blue adept | 26/07/2014

Yet it is only in recent years (this decade) that cars have been produced that had anything but chromed/polished metal door handles, and even now that is only a "feature" on select models/offered by certain manufacturers!

Ergo, TRUTH BE TOLD, most cars DO have them as color-matched/monochromatic door handles are a relatively new development in automotive design and, typically, are more so a regional accessory...You are wrong in your assertion.

Rocky_H | 28/07/2014

"Yet it is only in recent years (this decade) that cars have been produced that had anything but chromed/polished metal door handles, and even now that is only a "feature" on select models/offered by certain manufacturers!"

This is so inaccurate, I just can't leave it alone. I walked in through the aisle in our parking lot at work. There were about 20 cars on each side, 40 total, and I looked to see how many had metal door handles. Zero! None! Yes, they used to exist frequently on cars in the 60's or 70's or whatever, but this is 2014, and they are almost entirely gone.
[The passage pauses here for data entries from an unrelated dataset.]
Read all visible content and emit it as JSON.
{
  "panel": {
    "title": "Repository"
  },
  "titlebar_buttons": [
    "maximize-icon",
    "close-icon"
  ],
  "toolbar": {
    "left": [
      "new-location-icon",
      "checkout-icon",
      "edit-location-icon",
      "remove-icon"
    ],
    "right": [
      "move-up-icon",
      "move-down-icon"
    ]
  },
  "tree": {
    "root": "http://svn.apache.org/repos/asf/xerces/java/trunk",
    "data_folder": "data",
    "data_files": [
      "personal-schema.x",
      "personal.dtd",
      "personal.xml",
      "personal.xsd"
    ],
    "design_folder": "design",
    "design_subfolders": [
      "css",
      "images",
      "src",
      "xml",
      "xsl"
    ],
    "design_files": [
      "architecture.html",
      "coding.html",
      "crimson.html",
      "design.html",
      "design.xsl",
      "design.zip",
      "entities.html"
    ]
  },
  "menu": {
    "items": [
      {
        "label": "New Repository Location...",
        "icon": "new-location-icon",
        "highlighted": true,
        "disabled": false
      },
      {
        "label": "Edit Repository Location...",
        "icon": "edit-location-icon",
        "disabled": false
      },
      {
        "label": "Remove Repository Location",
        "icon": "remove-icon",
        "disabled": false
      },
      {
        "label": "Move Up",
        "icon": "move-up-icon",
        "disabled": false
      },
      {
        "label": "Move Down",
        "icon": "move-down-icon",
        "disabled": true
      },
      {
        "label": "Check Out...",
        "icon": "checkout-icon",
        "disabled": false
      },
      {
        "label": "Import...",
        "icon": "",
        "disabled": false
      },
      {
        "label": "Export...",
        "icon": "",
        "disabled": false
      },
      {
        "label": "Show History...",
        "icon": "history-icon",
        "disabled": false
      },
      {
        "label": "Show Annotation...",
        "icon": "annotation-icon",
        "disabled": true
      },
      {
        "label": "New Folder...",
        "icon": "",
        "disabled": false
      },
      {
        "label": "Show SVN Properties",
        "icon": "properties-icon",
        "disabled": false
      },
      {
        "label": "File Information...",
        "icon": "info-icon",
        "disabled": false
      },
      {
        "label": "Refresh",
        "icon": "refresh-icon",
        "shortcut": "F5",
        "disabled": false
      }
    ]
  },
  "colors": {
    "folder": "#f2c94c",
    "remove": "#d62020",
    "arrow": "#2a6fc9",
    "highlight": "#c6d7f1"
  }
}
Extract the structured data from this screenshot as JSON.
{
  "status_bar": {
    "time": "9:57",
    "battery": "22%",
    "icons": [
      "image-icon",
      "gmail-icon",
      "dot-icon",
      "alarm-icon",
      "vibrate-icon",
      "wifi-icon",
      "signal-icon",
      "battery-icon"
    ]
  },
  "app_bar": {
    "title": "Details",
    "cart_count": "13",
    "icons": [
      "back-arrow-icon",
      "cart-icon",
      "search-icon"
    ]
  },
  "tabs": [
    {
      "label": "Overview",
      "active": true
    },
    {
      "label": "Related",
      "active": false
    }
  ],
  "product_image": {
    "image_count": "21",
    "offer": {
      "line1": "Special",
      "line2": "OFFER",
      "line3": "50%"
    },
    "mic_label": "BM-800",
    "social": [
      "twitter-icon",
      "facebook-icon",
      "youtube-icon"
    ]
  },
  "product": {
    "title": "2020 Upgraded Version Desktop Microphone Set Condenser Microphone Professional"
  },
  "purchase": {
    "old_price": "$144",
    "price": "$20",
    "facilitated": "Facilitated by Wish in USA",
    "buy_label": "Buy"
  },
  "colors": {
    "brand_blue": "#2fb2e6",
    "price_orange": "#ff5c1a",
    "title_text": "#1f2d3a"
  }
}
I don't know when the major shift happened, but all the manufacturers stopped using them mainly for this reason.

blue adept | 28/07/2014


And of what MODEL YEAR were those "40 total" cars in your work's parking lot..."?"

Red Sage ca us | 29/07/2014

I don't remember seeing chrome door handles as standard on the majority of passenger cars since the 1980s. Toward the end of that decade, quite a few automotive magazines were lambasting The Big Three automakers in Detroit for using generic 'bin parts' for every vehicle in their product lines. It was no less true for imports from Europe or Japan, just not quite as obvious.

I think that sometime in the early to mid-1990s cars with body colored door handles began to appear on higher end Japanese imports to the US. Basically, the lower end cars would have black door handles, black bumpers, and black rear view mirrors. The higher trim versions would have body colored components instead.

By the early 2000s it was pretty consistent for most vehicles to have door handles that at least attempted to look original, unique to the car itself. Usually even if there was brightwork on a door handle, it wasn't actually made of metal. By Brother's Mercedes-Benz S500 for instance, has a plasticized 'chrome' strip on the top edge of the otherwise body-colored door handles.

There are people who seriously lament the absence of 'real steel', 'real chrome', and 'real iron' in the construction of automobiles. They associate those materials and their heft with quality. I think they rather appreciate having something of the Tesla Model S remind them of the brightwork of lore in some way.

I remember when my Granddad got a Buick Limited sedan in the mid-late 1970s how elders in the Family were surprised at how small the fins were, practically vestigial, and how they were made of a plastic 'cap' instead of metal. A few years later, when bumpers began to disappear, wrapped in plastic, I heard similar complaints. People like what they like, and they don't want to hear about efficiency or economy.